By Andy Ives, CFP®, AIF®
Unfortunately, it happened again. Another person dove into the IRA rollover pool before checking the depth, temperature, or if the pool was even open for swimming. In this scenario, $125,000 was rolled from an IRA at Bank A to Bank B. A few months later, in a constant search for a higher paying certificate of deposit, the account owner rolled the same $125,000 to an IRA at Bank C.
Spot the problem(s)? This relatively innocuous-looking transaction created a laundry list of snowballing issues. Probably the most penal is that the second rollover attempt was invalid and is treated as a distribution. The $125,000 is now taxable earned income for the year. Why? A person is permitted only one (1) 60-day rollover per 12-month period with their IRA accounts. This does NOT mean one rollover per calendar year. You must wait 365 days before you can do another 60-day rollover. Also, it would not matter if the person in the above example rolled over different IRA funds from Bank B to Bank C. For the one-rollover-per-year rule, all traditional IRAs and Roth IRAs owned by the same person are aggregated.
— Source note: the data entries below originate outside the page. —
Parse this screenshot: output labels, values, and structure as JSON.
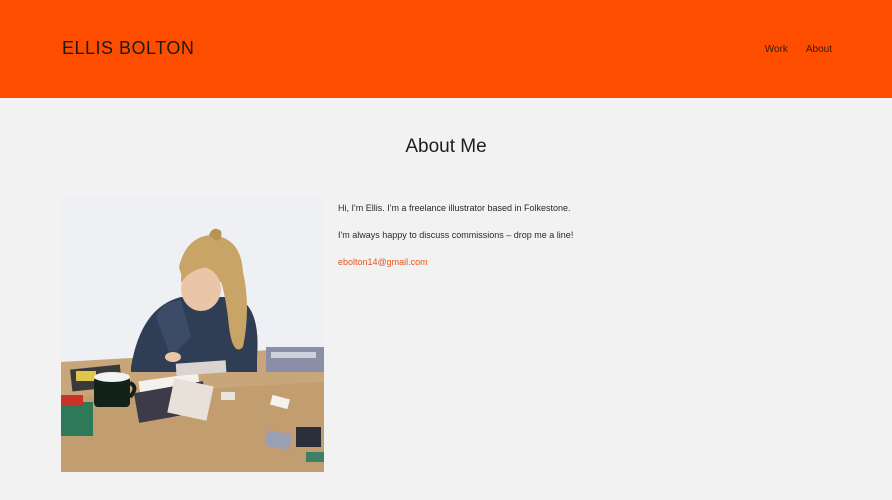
{
  "site": {
    "brand": "ELLIS BOLTON",
    "accent_color": "#ff4d00",
    "nav": [
      {
        "label": "Work"
      },
      {
        "label": "About"
      }
    ]
  },
  "page": {
    "title": "About Me"
  },
  "bio": {
    "line1": "Hi, I'm Ellis. I'm a freelance illustrator based in Folkestone.",
    "line2": "I'm always happy to discuss commissions – drop me a line!",
    "email": "ebolton14@gmail.com",
    "link_color": "#e8541c"
  },
  "photo": {
    "icon": "portrait-photo"
  }
}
Some rollover transactions can be done an unlimited number of times each year, including rollovers from employer plans to IRAs, rollovers from IRAs to employer plans, and Roth conversions. However, none of these fit the situation above. How could the money have been properly moved? Either a direct transfer from Bank B to Bank C (i.e., ACH/wire) or a check, payable to the IRA at Bank C “for the benefit of” the account owner, would be perfectly acceptable and would have avoided the entire mess. Direct transfers also have no restrictions on how many can be done per year.
What else went sideways? The $125,000 is no longer in a tax-deferred account. In addition, this person was over 65 and eligible for Medicaid. That eligibility is now in jeopardy due to the bump in earned income. Even if they were over 70 ½ and taking RMDs, traditional IRAs provide some Medicaid eligibility protection. (Depending upon the state, retirement accounts in periodic payment status – i.e., subject to RMDs, – may be treated as an income stream and not as an asset for purposes of Medicaid eligibility.) Now the IRA is gone.
Anything else? Well, the $125,000 was ineligible to be rolled over. It is an “excess contribution” and must be removed from the IRA at Bank C. The good news is that the error was identified prior to the deadline of October 15 of the year following when the excess contribution was made. Form 5329 does not need to be filed and there will be no 6% penalty if the $125,000 (plus earnings) is timely removed.
There was one more problem that this bad rollover created. Remember the original reason behind the second rollover attempt? A search for a higher interest rate on a CD. This person found a nice rate on a 24-month certificate, but had to break the terms of the CD when they removed the excess contribution, resulting in another penalty on top of this rollover calamity.
The account owner was officially sunk.
Always check the pool temperature and depth before diving in! Seek out competent advice from an IRA “lifeguard.” During tax season (and whenever IRA money is in motion), be sure to know the rules to avoid drowning in easily avoidable problems.
Unfortunately, it happened again. Another person dove into the IRA rollover pool before checking the depth, temperature, or if the pool was even open for swimming. In this scenario, $125,000 was rolled from an IRA at Bank A to Bank B.